Eggs got a bad rap as cholesterol-soaked death-bombs. Researchers later realized that cholesterol wasn’t so bad for you after all, but the real problem was the greasy bacon and sausage often served with eggs. The eggs weren’t the issue; the pairing with fatty pork was.
HR arbitration policies have a bad rap too. What should be a brutally efficient process can degenerate into runaway court-style discovery in a far flung city. But don’t blame arbitration. Blame the way the policy was written.
Sharp discovery limits and venue in the company’s backyard can both be written into an arbitration policy. Those two things alone can cut a defense spend by tens of thousands – and secure a convenient venue. They’ll also get respect.
In his latest Texas Lawyer article, Alan lays out:
1. How far an arbitration policy can go to keep discovery lean-and-mean: The Ninth Circuit recently gave a nod to a three-deposition per side limit because the arbitrator could allow more depositions for good cause. Even one-deposition limits have passed muster in Oregon, Pennsylvania and Florida district courts.
2. How little judicial second-guessing happens when arbitrators keep discovery streamlined: Bain Cotton is a prime example. There, the Fifth Circuit affirmed an arbitration award – even though the court cautioned it probably would have reversed had the same mistake been made by a district court.
3. How hot employers have been in moving arbitration to their corporate backyard: The California legislature got so fed up with employer wins on arbitration venue that it passed a law. Now, California is the only state in the union to mandate home-grown venue for employment disputes when an employee “primarily” lives or works in the state.
4. How SCOTUS approval of class action waivers could make arbitration even tastier: With a 5-4 conservative majority on the Supreme Court looking at class waivers now, there’s a good chance the waivers will get a nod. The chance to make all employment disputes mano-a-mano may be too good to pass up.

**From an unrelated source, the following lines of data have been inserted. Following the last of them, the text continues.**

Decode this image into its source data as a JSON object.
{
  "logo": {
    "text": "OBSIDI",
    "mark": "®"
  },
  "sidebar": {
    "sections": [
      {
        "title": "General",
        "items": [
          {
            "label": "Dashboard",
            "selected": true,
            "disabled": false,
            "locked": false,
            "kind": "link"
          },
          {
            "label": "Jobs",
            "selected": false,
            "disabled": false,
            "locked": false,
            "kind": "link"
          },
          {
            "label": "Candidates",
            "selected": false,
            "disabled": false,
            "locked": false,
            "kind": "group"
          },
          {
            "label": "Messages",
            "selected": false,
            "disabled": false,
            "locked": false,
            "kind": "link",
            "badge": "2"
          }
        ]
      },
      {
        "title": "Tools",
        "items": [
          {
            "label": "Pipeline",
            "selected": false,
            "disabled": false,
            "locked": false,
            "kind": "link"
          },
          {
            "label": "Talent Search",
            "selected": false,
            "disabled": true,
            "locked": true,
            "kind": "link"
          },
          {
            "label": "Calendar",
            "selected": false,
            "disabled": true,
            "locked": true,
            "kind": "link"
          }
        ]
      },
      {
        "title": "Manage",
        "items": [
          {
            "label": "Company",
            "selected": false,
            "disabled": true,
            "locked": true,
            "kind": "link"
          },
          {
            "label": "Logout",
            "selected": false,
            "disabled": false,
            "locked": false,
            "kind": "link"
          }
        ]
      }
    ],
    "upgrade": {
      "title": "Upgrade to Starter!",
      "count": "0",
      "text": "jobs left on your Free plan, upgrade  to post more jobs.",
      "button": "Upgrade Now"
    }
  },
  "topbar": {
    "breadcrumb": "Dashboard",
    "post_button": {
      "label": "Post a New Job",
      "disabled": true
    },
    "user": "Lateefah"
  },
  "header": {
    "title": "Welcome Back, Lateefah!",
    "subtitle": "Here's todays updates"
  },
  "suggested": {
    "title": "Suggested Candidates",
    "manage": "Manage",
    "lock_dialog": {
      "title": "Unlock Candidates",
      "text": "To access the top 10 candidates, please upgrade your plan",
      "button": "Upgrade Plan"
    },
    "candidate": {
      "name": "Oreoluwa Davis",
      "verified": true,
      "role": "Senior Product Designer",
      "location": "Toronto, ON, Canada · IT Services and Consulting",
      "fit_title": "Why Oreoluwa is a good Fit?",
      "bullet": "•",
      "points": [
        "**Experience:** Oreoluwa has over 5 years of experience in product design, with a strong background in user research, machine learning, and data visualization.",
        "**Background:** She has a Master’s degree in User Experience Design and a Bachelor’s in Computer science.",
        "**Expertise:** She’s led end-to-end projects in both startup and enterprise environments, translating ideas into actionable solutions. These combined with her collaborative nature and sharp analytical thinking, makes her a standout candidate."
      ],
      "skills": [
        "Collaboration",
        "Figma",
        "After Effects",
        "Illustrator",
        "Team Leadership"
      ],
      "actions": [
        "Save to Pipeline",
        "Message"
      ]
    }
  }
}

Arbitration – done right – is set to become the new black.
Read the full article for more.